For anglers, offshore fishing has been good. For spearfishermen, not so good. The bite has been strong since Hurricane Irma. Gag and red groupers, mangrove snapper and scamp grouper have been bending plenty of rods over the past few weeks. Divers have not been as fortunate. The underwater visibility has been poor since the hurricane, making spearing fish almost impossible. A few of our divers have found marginal visibility in depths of 45-65 feet, but as they went deeper, visibility got worse. Usually, deeper water means better clarity, but not in this case. In depths where it's clear enough to spear fish, the clearer water is close to the bottom. Most divers are lucky to find 12-15 feet of clarity on the bottom. That's enough visibility to take an ethical shot. An ethical shot is one that does not require quick snap shots that might not make for quick, clean kills on the fish. In low visibility, there is also the danger to anyone else in the water. Spearfishing dive buddies risk accidentally shooting the other buddy in these limited-visibility scenarios. Far offshore areas are now experiencing clean water. The Florida Middle Grounds, located over 75 miles northwest of Johns Pass, finally has good visibility. Most of the Middle Grounds have at least 40-70 feet of clear bottom water. The only problem for those who are advanced certified divers and frequent the Middle Grounds is to find safe boating and diving weather between the windy and stormy surface conditions.

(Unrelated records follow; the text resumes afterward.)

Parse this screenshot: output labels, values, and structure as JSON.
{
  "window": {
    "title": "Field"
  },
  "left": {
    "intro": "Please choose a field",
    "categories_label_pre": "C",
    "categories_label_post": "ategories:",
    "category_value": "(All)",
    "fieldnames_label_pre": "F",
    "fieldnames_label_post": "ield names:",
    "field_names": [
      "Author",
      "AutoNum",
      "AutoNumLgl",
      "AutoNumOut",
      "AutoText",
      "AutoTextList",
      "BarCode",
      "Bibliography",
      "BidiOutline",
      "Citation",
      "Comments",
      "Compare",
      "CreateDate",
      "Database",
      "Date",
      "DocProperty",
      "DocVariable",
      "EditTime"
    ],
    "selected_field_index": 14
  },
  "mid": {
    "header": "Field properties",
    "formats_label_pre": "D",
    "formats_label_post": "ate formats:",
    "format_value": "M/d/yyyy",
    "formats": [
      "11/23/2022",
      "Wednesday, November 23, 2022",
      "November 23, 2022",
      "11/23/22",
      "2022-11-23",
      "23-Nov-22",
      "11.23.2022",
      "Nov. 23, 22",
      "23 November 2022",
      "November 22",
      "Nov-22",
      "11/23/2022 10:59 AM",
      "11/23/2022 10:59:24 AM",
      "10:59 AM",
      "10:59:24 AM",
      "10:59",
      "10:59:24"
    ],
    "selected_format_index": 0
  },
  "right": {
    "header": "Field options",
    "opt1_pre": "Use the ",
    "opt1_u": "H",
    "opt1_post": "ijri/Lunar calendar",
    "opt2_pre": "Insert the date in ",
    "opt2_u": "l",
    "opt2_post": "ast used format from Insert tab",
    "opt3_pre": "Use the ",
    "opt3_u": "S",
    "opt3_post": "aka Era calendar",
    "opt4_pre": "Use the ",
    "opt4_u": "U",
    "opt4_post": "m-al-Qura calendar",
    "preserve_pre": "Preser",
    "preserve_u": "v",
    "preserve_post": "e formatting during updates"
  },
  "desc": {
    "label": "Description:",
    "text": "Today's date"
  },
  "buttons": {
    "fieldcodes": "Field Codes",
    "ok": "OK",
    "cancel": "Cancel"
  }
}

Bill Hardman teaches scuba, spearfishing and free diving through Aquatic Obsessions Scuba in St. Petersburg and can be reached at (727) 344-3483 and [email protected]